Luther’s break with Rome did not come all at once, however. The writing of the 95 Theses, which he nailed to the church door in Wittenberg on October 31, 1517, was certainly a decisive event but his theological convictions were still forming at this point. Luther had begun a journey. His conscience would hold him to his course in the days that would follow, though all the forces of hell would try to divert him. His written works trace the transition and development of his thinking. An example of the development in his thinking can be seen in his relation to the Pope. At the outset he still regarded himself as a loyal servant of the Catholic church and of the Pope, even writing in defense of the Pope against what he assumed was a misrepresentation of him. Included in the 95 Theses were statements like the following:
“50. Christians are to be taught that if the pope knew the exactions of the indulgence preachers, he would rather that St. Peter’s church should go to ashes than that it should be built up with the skin, flesh, and bones of his sheep.”
“81. This unbridled preaching of pardons makes it difficult, even for learned men, to rescue the reverence due to the pope from slander, or even from the shrewd questions of the laity.”
“91. If, therefore, pardons were preached according to the spirit and mind of the pope, all these doubts would be readily resolved. Indeed, they would not exist.”
Even as late as 1528, Luther could still say:
“We do not reject everything that is under the dominion of the Pope. For in that event we should also reject the Christian church. Much Christian good is to be found in the papacy and from there it descended to us.” Timothy George, Theology of the Reformers, p. 81.
Yet as time went on, Luther came to hold a more severe opinion of the Pope. In response to the question, “Are the Pope and his associates truly members of the Church?”, Luther sharply responded:
“Yes, as much as spit, snot, pus, feces, urine, stench, scab, smallpox, ulcers, and syphilis are members of the body.” Timothy George, Theology of the Reformers, p. 88.
Ultimately, Luther came to regard the Pope as the Antichrist because in usurping the authority of the Scripture, he took authority away from Christ himself. Luther was convinced that God would grow and purify the church through his Word. In this sense, the essence of Luther’s mission could be captured in a well-known phrase that would emerge later: “the church reformed, always being reformed according to the Word of God.”
Someone has well said that the statement, “But we’ve always done it that way,” contains the last seven words of the church. This is true in every age. The church will not and cannot survive where traditions (or anything else) trump the truth of Scripture. The Roman Catholic church had positioned itself in authority over the Scripture in Luther’s day. Luther was a voice calling them back to their proper place of submission. The need to call the church back to faithfulness to Scripture is a mandate for every generation of Christians. Today also we must have a church that is “always being reformed according to the Word of God.”
October 31 is the day that Luther nailed the 95 Theses to the church door in Wittenberg.
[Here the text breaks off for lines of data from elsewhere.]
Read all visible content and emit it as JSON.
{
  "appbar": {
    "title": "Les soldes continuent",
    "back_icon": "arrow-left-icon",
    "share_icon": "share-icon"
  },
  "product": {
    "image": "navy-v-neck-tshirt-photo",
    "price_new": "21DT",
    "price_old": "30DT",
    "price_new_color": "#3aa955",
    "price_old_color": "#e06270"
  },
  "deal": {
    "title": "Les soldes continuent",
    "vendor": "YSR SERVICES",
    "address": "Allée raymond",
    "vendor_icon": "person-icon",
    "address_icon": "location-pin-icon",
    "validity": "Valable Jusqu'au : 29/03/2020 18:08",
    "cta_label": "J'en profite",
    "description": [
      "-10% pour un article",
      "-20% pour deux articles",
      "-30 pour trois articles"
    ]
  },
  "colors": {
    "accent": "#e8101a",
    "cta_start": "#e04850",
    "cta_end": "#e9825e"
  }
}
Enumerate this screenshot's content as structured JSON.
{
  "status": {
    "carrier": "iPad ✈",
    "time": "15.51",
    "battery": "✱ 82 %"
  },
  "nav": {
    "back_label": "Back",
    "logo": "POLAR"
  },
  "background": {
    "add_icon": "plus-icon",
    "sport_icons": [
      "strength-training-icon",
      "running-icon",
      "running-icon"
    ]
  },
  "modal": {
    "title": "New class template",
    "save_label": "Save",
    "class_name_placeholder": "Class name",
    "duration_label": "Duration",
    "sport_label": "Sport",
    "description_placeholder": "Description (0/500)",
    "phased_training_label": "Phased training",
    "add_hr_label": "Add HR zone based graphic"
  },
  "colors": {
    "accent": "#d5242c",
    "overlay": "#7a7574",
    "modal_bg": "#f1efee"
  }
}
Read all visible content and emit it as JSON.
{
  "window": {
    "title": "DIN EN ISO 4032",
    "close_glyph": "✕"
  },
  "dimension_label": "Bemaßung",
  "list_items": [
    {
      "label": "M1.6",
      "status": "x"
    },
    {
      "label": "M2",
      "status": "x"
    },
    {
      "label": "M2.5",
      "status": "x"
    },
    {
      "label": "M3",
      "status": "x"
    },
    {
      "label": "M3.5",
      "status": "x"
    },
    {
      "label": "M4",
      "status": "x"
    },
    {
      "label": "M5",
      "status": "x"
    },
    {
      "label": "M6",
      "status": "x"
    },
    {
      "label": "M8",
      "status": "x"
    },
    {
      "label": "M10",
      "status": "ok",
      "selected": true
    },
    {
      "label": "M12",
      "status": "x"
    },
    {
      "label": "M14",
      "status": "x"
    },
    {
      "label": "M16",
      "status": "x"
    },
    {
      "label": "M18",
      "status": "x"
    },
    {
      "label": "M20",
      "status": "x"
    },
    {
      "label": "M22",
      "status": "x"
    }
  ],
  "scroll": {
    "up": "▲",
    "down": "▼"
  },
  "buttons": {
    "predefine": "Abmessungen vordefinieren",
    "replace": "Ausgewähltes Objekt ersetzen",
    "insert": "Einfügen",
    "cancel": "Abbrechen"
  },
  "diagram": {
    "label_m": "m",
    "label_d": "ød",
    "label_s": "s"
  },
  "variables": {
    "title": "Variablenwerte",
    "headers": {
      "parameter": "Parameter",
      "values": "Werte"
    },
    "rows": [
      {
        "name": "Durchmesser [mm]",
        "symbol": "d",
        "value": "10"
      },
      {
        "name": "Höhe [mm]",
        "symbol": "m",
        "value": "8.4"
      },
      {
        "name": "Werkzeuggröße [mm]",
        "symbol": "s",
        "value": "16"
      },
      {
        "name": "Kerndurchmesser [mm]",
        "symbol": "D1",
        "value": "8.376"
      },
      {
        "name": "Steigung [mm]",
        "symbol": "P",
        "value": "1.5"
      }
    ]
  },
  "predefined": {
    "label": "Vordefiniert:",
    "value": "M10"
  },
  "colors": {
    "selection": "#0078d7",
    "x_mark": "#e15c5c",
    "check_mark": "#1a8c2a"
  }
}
If you would like to familiarize yourself with the content of this historic document, there is a helpful booklet, Martin Luther’s Ninety Five Theses, that was published in 2002 by Stephen Nichols with some historical background, the actual text of the 95 Theses, and also a brief running commentary on many of the individual theses.
May God bring gospel zeal and biblical reformation in our day as well!